For the material below, please count the lines containing "BUAH". Reply with the count alone.

**Input for this task**:

_ _ _

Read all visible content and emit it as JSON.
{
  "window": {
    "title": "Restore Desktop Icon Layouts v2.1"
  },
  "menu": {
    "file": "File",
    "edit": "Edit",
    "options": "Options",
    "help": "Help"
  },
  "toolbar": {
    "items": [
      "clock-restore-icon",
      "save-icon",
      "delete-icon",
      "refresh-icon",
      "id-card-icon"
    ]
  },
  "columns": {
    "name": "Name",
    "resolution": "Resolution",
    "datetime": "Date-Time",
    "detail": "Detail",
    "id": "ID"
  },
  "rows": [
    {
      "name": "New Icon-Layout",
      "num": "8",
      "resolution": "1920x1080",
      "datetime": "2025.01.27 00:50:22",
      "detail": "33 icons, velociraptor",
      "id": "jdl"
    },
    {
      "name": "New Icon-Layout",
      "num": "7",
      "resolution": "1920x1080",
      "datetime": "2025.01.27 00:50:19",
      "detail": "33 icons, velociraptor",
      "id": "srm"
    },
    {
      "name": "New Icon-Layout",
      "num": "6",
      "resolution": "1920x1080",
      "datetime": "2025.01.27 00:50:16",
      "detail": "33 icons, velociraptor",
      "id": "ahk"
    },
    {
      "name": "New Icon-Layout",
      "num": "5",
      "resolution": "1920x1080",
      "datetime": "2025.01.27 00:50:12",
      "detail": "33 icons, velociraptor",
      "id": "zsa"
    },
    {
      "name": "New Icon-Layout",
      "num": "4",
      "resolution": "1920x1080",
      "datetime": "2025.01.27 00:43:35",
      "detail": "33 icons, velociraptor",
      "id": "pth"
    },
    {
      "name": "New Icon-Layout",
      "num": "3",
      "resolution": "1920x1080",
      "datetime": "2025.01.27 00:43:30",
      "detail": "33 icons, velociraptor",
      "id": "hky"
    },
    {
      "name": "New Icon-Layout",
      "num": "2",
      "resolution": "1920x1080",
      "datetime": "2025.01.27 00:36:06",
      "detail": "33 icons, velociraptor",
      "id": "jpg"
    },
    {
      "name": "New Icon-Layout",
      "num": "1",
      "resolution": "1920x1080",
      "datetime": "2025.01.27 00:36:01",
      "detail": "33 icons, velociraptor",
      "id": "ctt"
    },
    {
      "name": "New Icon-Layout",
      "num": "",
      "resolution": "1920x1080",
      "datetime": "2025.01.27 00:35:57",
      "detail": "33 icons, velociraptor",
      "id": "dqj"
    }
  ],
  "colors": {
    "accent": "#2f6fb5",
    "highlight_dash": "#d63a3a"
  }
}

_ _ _

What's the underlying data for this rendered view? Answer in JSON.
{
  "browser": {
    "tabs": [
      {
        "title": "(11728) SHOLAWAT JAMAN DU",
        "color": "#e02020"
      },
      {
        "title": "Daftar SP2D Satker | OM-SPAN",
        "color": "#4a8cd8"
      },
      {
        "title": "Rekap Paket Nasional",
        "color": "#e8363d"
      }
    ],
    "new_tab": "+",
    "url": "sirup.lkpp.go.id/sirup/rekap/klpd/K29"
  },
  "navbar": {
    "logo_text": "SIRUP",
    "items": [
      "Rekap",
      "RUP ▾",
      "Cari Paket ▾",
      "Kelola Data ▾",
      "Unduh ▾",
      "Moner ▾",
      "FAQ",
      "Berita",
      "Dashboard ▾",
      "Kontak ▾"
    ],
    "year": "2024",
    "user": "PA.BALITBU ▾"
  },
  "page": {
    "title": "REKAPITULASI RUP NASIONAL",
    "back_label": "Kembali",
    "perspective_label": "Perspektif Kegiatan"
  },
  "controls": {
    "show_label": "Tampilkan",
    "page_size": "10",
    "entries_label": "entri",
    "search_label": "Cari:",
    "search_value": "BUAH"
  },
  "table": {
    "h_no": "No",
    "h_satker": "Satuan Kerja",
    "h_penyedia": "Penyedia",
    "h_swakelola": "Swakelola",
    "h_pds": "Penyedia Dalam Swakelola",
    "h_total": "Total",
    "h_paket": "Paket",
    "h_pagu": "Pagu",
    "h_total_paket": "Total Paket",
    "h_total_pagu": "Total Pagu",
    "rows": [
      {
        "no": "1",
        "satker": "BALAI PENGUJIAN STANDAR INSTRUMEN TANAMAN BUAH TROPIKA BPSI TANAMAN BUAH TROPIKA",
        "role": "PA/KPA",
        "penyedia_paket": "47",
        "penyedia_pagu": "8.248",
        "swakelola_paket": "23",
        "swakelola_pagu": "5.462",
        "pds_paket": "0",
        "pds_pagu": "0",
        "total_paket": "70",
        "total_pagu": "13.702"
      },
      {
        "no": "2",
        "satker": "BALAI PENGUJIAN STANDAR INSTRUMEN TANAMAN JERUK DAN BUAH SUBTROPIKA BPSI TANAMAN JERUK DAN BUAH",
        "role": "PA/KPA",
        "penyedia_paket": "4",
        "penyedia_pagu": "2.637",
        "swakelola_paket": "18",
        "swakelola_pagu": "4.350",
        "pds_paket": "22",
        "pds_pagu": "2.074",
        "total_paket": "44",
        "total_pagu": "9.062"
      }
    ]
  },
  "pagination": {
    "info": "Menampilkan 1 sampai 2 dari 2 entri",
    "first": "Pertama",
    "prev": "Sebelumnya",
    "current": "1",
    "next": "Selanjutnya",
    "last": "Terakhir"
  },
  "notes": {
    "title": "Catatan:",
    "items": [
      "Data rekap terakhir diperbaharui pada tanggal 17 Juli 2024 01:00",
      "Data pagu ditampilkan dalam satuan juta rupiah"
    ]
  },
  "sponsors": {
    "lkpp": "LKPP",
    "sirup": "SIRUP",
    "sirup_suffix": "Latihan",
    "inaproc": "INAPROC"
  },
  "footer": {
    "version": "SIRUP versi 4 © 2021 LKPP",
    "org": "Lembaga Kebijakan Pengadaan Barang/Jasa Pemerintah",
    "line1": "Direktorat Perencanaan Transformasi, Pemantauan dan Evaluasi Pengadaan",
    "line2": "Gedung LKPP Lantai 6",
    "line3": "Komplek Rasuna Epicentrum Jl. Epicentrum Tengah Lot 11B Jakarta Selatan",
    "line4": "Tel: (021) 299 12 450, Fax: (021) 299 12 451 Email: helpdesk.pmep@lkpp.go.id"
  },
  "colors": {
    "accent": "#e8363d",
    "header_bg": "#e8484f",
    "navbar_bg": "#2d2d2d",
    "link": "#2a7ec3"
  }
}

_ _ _

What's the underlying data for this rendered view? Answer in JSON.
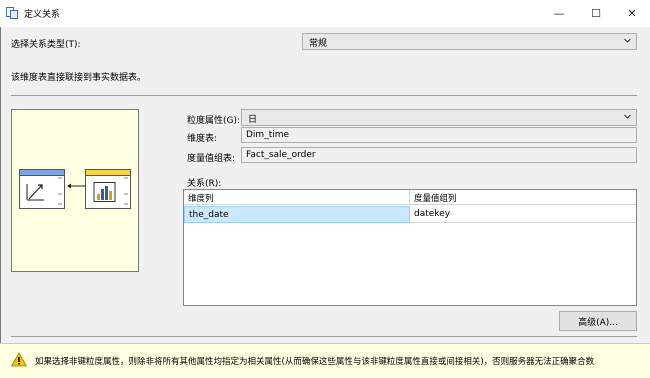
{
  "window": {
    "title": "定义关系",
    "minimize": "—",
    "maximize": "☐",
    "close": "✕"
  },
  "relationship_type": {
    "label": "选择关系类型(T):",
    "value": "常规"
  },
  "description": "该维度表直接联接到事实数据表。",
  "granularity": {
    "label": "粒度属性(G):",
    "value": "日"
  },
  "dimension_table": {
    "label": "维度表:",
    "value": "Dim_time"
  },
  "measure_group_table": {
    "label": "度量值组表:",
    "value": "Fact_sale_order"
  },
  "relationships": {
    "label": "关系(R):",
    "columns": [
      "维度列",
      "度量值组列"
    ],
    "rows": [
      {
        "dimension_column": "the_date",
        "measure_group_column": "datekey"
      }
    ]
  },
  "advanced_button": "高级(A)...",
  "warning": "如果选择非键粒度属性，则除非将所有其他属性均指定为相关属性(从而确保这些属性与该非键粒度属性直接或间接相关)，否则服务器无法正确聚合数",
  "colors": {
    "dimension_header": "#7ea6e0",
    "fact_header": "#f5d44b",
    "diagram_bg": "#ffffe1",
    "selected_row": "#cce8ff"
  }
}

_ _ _

**Answer area**: 3